▶ _SUPPLIED RECORDS_:
----------

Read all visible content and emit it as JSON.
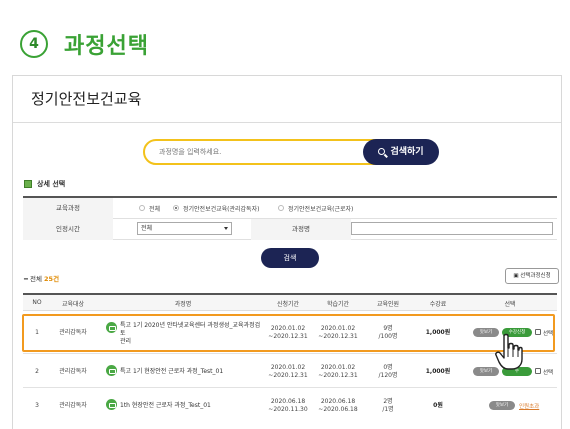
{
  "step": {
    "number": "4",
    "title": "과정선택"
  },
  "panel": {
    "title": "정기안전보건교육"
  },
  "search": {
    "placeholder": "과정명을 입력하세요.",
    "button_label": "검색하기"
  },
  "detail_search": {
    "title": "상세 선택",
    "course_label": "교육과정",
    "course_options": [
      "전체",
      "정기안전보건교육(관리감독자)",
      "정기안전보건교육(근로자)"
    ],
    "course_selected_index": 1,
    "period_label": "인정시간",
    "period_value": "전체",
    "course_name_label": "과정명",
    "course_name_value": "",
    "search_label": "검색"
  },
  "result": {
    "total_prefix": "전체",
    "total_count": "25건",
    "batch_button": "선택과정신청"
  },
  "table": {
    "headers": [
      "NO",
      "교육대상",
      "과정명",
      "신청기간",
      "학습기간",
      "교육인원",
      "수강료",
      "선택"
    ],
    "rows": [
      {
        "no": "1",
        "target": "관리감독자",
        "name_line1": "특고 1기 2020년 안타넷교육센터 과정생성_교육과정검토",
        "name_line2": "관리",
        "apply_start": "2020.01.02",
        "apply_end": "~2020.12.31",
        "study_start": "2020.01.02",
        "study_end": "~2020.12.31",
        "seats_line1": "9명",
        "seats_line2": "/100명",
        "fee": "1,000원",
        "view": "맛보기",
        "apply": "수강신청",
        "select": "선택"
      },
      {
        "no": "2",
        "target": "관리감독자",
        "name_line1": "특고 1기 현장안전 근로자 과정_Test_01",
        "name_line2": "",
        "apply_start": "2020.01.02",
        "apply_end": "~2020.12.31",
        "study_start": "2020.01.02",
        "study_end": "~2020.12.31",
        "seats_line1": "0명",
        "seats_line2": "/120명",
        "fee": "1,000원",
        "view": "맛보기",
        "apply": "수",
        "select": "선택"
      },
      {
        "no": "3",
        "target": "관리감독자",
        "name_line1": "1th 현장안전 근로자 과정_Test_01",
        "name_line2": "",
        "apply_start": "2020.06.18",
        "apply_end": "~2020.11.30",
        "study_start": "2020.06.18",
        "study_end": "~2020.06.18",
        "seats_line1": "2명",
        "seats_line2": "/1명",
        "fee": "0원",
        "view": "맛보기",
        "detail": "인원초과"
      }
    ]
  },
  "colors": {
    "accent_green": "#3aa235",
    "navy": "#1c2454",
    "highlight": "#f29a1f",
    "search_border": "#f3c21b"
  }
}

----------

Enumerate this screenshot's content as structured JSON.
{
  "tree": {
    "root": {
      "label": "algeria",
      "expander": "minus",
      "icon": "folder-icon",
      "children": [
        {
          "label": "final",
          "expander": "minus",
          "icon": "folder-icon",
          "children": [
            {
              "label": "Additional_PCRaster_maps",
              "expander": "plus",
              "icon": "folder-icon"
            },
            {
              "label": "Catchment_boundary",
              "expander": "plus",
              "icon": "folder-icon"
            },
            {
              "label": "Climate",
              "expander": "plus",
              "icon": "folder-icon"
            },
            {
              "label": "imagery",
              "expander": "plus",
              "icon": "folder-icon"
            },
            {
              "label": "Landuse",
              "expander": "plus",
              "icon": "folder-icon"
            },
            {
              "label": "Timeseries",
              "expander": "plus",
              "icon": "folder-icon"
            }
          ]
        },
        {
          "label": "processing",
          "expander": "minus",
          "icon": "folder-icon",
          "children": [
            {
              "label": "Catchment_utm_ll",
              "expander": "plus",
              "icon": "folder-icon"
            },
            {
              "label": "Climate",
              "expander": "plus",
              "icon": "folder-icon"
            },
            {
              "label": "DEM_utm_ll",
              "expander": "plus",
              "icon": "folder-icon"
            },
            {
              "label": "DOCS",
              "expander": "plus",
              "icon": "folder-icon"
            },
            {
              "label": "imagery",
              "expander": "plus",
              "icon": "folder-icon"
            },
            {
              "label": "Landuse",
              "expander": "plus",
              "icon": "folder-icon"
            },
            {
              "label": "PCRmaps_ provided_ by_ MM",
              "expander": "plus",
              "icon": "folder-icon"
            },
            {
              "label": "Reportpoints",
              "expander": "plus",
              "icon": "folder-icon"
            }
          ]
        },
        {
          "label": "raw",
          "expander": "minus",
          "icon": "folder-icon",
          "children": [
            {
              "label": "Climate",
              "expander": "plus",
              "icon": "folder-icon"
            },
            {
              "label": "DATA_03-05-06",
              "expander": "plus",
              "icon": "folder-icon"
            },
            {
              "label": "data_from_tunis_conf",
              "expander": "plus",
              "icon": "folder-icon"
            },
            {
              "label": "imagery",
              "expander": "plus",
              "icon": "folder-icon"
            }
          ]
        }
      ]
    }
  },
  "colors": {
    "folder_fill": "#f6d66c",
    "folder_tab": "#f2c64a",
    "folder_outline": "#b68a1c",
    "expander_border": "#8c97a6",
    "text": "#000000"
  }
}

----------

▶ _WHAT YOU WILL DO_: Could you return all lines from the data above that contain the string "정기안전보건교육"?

▶ _RESULT OF THE TASK_:
    "title": "정기안전보건교육"
      "정기안전보건교육(관리감독자)",
      "정기안전보건교육(근로자)"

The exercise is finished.